--- INFORMATION GIVEN ---

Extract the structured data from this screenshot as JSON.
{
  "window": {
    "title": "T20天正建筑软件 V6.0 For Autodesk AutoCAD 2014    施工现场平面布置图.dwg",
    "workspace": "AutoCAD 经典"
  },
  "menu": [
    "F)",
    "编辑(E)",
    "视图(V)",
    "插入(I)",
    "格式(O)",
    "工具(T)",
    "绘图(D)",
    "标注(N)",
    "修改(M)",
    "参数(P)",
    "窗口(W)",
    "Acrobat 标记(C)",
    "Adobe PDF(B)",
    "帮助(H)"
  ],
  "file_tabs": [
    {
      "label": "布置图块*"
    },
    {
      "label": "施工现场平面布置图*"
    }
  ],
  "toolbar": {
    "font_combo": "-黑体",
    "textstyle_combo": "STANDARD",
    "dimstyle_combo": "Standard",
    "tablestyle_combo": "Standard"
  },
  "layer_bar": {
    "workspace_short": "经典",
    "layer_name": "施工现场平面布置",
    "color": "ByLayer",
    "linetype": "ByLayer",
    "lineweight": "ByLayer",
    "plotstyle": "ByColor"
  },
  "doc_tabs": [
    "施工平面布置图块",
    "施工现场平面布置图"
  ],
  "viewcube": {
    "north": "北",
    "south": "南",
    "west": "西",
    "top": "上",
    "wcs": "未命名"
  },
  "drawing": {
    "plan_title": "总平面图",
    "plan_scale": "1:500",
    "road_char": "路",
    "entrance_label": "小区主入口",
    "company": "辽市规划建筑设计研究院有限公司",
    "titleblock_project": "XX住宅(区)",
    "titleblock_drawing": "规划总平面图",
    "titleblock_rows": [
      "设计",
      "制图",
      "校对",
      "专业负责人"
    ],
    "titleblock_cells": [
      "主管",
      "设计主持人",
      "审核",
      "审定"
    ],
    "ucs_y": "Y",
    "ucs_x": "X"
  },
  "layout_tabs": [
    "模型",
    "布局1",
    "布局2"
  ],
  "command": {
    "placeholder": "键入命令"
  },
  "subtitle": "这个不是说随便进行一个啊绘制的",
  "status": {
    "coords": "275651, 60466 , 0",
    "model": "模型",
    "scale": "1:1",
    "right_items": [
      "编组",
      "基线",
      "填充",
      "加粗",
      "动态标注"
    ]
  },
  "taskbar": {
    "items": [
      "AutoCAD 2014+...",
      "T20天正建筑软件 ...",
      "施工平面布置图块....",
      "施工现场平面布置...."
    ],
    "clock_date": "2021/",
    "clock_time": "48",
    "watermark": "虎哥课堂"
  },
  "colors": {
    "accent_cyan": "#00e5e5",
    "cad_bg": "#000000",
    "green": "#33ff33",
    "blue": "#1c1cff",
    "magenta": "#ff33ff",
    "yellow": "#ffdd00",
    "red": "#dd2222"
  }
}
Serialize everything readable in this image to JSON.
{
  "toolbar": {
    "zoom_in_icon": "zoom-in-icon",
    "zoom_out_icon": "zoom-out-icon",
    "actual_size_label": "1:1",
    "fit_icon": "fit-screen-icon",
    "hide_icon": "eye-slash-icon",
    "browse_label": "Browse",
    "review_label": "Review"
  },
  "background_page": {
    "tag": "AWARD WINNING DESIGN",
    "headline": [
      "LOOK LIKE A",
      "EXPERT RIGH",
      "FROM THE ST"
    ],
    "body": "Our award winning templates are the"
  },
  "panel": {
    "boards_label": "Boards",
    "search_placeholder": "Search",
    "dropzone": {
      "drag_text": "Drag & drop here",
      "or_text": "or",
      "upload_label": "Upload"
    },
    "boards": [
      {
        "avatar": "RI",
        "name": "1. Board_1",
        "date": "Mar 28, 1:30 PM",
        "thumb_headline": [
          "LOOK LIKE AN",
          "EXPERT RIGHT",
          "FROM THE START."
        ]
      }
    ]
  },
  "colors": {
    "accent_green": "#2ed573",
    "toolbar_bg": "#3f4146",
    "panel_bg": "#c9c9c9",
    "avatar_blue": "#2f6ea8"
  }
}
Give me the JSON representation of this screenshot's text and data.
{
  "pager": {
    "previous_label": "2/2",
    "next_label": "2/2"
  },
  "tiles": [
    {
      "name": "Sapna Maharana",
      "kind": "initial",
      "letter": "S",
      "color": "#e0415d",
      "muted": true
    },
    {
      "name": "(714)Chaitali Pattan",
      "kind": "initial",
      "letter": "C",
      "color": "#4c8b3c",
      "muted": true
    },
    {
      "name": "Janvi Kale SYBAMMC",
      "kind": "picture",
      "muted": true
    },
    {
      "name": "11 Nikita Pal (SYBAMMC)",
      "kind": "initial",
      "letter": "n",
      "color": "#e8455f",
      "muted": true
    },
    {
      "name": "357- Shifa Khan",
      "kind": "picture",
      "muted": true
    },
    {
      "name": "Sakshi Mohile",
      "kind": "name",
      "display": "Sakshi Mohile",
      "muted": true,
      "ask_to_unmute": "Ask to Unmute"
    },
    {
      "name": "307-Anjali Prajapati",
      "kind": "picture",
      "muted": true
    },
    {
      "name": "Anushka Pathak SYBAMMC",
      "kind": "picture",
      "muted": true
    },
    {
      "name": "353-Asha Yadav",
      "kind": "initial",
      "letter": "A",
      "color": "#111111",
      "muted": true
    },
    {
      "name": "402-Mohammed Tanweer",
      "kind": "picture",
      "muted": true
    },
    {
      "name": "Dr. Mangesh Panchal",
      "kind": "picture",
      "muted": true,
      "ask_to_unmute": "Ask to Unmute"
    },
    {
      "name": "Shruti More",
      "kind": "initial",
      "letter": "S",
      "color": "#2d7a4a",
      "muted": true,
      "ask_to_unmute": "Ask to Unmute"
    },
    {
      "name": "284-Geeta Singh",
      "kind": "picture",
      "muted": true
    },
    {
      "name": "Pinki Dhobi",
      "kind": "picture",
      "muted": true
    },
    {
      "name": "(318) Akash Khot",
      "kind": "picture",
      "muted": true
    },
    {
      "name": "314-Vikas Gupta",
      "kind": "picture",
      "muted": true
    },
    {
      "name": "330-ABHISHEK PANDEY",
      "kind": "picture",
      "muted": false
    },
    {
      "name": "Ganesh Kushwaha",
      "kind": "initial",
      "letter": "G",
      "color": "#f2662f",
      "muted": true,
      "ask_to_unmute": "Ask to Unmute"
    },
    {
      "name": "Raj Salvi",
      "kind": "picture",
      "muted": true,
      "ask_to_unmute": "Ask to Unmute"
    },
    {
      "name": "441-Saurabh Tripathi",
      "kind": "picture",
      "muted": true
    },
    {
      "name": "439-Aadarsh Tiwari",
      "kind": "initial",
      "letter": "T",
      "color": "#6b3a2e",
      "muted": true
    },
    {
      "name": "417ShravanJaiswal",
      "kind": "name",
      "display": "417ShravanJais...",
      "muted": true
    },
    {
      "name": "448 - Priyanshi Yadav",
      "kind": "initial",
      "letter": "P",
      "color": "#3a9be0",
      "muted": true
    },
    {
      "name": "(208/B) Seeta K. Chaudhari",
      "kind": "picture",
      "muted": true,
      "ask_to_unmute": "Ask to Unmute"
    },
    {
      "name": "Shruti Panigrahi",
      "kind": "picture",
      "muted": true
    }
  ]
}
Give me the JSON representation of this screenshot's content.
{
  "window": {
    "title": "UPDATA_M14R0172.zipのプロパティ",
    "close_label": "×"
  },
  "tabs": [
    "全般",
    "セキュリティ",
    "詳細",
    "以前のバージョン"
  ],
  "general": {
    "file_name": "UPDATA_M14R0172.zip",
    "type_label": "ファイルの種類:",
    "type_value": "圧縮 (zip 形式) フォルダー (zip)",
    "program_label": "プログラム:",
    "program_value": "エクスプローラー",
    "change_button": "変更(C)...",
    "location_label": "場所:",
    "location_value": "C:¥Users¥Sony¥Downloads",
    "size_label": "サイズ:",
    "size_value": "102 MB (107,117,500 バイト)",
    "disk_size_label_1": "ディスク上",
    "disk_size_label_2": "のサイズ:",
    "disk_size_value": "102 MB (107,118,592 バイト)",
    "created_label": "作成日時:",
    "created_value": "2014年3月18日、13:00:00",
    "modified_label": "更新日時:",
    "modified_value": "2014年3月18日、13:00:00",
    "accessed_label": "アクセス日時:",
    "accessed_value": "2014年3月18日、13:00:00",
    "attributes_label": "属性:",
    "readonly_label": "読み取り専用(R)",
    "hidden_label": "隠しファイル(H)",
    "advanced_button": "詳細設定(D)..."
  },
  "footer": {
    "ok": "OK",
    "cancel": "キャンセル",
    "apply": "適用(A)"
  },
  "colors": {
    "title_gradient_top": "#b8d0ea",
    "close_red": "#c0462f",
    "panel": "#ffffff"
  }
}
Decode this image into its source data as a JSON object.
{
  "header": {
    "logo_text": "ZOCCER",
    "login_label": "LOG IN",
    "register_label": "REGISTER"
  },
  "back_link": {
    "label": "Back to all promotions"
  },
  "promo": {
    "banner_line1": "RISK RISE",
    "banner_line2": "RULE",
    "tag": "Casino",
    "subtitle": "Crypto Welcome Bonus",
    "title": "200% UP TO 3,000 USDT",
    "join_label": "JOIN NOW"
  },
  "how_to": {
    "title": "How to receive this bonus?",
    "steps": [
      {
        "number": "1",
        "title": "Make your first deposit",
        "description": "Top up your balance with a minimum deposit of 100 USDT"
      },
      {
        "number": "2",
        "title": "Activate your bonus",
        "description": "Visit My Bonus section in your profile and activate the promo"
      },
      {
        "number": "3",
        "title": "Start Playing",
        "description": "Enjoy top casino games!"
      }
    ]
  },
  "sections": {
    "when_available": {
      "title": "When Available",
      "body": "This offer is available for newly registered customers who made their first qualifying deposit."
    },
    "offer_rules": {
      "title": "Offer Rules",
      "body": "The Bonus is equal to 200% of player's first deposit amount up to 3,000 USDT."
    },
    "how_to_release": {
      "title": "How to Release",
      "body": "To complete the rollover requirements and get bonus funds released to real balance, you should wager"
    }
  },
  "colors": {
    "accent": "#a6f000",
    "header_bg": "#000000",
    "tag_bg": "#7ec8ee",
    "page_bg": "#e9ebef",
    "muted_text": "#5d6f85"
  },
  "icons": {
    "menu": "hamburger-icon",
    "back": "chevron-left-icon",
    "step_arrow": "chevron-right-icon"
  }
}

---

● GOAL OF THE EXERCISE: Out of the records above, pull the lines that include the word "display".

● EXERCISE RESULT:
      "display": "Sakshi Mohile",
      "display": "417ShravanJais...",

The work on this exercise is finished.